#### [REQUIREMENT]
Copy, from the material below, every line in which the word "Securely" can be found.

*** DATA SHOWN ***

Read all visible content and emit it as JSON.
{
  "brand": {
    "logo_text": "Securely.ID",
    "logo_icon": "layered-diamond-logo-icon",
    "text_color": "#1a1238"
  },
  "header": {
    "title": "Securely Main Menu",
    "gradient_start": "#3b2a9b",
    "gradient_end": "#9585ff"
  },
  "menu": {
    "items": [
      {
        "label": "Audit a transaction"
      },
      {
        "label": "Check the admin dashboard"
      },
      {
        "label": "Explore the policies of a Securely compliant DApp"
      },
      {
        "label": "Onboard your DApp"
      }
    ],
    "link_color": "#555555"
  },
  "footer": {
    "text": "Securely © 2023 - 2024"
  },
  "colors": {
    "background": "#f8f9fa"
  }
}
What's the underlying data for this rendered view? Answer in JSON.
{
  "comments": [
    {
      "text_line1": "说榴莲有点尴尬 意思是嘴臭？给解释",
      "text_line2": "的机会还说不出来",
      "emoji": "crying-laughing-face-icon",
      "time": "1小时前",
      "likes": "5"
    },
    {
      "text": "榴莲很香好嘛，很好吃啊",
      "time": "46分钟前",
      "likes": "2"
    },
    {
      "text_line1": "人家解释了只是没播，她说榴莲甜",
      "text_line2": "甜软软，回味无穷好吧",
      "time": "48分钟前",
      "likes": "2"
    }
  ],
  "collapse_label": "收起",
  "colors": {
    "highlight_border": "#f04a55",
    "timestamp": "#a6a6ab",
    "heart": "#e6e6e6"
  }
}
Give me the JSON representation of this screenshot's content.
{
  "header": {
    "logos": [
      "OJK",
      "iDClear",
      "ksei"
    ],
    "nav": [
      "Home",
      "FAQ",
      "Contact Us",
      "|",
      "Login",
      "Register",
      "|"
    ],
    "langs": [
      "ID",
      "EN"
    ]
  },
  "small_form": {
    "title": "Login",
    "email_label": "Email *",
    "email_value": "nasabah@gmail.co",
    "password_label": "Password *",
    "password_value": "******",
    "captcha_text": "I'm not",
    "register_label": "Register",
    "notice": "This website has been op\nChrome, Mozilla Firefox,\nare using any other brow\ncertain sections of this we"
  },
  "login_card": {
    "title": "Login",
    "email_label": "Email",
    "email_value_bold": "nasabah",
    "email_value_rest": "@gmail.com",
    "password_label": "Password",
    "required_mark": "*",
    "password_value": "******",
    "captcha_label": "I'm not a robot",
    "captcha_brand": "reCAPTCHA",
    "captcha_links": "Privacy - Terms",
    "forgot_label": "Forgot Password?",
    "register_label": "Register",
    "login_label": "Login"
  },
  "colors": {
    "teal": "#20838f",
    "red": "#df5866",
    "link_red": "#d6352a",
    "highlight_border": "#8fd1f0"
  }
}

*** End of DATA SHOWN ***

#### [YOUR RESPONSE]
    "logo_text": "Securely.ID",
    "title": "Securely Main Menu",
        "label": "Explore the policies of a Securely compliant DApp"
    "text": "Securely © 2023 - 2024"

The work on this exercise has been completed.